YOUNGSTERS deserve a greater level of care, writes Pat Carragher
Scotland is recognised as providing world-leading palliative care. Children’s Hospice Association Scotland (CHAS), as the only hospice service in Scotland for babies, children and young people, is committed to providing the best standard of care to those who need it.
The need for holistic palliative care for under-25s, that supports their health, social and emotional needs, was strengthened earlier this month when health secretary Shona Robison launched the findings from the Children in Scotland requiring Palliative Care report (ChiSP).
The study was undertaken by the University of York on behalf of the Managed Service Network for Children and Young People with Cancer and CHAS, and gives vital figures on the number of babies, children and young people in Scotland with palliative care needs, and also their needs and those of their families.
It is the first time such an in-depth research project of this nature has been carried out in Scotland and the results are fundamental in helping to ensure every affected family across the country has access to care as and when it is needed. The report shows that in 2013-14 there were 6,661 under-25s with a life-shortening condition, compared with 4,334 in 2003-4. The increase is due to a number of factors including advances in medicine, with many children now living longer than previously expected.
The study also highlights the need for improved awareness, access to and availability of palliative care services for under-25’s. Our experiences and those gathered from our integrated working with the NHS, local authorities and other health and social care providers have indicated that more needs to be done to reach a growing number of families whose children may benefit from more accessible palliative and end of life care.
The report also provides a picture of the needs of the under-25s, where they live, their ages and underlying conditions and the frequency of their hospital admissions. It also details their daily care and support needs, as well as their families’, who face the most challenging of times. The care we offer must be holistic, supporting their social, emotional and other needs, as well as being easily accessible.
It is important to stress the term “we” does not just refer to CHAS. Our service is not necessarily appropriate for every young adult referred and many may not want to be supported by CHAS. However, Scotland’s end-of-life and palliative care impacts on and must be supported by many sectors of society. NHS health boards, local authorities, as well as communities, all have a role to play to ensure youngsters who need palliative can access it when and where they need it.

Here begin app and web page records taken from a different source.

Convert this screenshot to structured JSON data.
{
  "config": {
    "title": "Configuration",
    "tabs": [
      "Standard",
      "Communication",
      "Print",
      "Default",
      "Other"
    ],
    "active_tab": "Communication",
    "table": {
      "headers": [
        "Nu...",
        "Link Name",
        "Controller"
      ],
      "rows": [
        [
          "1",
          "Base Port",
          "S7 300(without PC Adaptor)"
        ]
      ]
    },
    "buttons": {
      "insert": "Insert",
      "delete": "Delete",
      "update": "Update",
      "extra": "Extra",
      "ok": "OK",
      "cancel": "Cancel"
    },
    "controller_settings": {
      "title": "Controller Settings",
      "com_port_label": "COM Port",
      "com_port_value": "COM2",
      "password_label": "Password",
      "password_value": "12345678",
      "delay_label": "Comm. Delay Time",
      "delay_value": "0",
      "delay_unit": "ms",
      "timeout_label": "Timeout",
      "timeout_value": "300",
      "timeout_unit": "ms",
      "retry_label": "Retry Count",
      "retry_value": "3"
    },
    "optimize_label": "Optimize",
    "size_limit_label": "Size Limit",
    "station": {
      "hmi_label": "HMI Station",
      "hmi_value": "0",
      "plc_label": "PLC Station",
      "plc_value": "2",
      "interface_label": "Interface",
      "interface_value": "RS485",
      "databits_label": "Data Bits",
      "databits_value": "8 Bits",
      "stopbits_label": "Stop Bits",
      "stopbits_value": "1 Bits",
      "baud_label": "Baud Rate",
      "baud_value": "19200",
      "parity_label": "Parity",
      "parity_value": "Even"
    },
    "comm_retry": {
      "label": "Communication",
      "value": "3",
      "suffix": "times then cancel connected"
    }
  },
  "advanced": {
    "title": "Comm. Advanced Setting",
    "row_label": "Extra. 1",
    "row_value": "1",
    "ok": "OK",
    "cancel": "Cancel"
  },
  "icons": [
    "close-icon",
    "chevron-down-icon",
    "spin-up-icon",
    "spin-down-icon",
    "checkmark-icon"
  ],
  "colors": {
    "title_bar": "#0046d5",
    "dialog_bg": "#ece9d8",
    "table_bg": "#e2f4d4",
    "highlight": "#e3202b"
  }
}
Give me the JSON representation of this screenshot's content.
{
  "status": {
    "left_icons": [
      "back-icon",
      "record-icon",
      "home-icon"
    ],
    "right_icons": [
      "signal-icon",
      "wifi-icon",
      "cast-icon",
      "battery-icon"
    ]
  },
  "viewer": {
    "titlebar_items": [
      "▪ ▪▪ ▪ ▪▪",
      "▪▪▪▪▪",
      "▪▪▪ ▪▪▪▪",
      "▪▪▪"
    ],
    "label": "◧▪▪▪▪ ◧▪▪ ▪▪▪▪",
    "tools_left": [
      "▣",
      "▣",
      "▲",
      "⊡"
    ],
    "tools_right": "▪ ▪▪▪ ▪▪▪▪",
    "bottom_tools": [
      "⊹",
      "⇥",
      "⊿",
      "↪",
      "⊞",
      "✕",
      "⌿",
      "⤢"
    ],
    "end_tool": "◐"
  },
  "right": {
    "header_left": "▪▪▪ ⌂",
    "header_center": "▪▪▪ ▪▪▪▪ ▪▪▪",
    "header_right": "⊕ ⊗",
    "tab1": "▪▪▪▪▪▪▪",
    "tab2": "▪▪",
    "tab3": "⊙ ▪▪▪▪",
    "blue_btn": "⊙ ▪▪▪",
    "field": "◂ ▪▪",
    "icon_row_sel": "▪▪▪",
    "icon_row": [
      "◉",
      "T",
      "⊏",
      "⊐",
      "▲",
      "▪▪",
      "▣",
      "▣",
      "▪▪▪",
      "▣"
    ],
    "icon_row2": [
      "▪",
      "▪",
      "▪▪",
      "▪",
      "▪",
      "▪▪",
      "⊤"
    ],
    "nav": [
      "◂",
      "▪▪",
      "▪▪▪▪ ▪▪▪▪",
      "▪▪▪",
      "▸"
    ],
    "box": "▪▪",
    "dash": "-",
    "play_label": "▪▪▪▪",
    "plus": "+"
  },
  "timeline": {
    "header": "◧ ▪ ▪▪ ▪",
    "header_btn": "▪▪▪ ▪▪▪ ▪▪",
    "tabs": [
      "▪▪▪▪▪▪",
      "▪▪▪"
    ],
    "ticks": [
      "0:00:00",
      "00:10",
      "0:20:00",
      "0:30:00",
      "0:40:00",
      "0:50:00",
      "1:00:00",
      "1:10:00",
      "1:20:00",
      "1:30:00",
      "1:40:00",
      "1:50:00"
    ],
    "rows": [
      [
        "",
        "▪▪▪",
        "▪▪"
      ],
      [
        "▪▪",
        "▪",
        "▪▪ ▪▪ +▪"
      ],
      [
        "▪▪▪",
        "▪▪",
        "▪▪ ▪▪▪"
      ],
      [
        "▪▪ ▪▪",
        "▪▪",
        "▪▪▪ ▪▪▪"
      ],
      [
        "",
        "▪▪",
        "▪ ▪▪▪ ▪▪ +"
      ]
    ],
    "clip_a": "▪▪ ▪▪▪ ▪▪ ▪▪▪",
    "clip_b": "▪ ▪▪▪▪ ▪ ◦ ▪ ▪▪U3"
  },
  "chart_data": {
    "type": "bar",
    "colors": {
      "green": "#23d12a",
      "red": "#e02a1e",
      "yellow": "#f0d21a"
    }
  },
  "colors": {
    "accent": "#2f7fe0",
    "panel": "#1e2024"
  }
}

The report highlights how we can further improve specialised care, with ten recommendations, including outreach to families living in areas of deprivation, inclusion of all ethnic groups through ensuring services are culturally sensitive on a case by case basis, and the development of services for 16 to 25-year-olds. Notably, the highest prevalence is in the under-ones and it is recommended that this should be a priority group.
CHAS is already providing specialist care in many of the areas the ChiSP report highlights, with dedicated nurses and doctors working alongside NHS staff to provide clinical leadership and support for babies, children and young people with palliative care needs. CHAS also has a team that supports the over-18s as they prepare to move onto age appropriate services.
However, publication of the report on 4 November is just the beginning. We at CHAS welcome the findings. At a time when the Scottish Government is preparing to publish their framework for action on palliative and end of life care, this research provides a helpful insight into where resources are needed.
We hope the findings will further fuel the debate on care in Scotland and shine a light on children’s palliative care in particular. I know the difference specialist palliative care can make to families who are facing the most challenging of times. This report helps us to identify how care may be offered to families where and when they need it.
• Dr Pat Carragherm is medical director to Children’s Hospice Association Scotland (CHAS)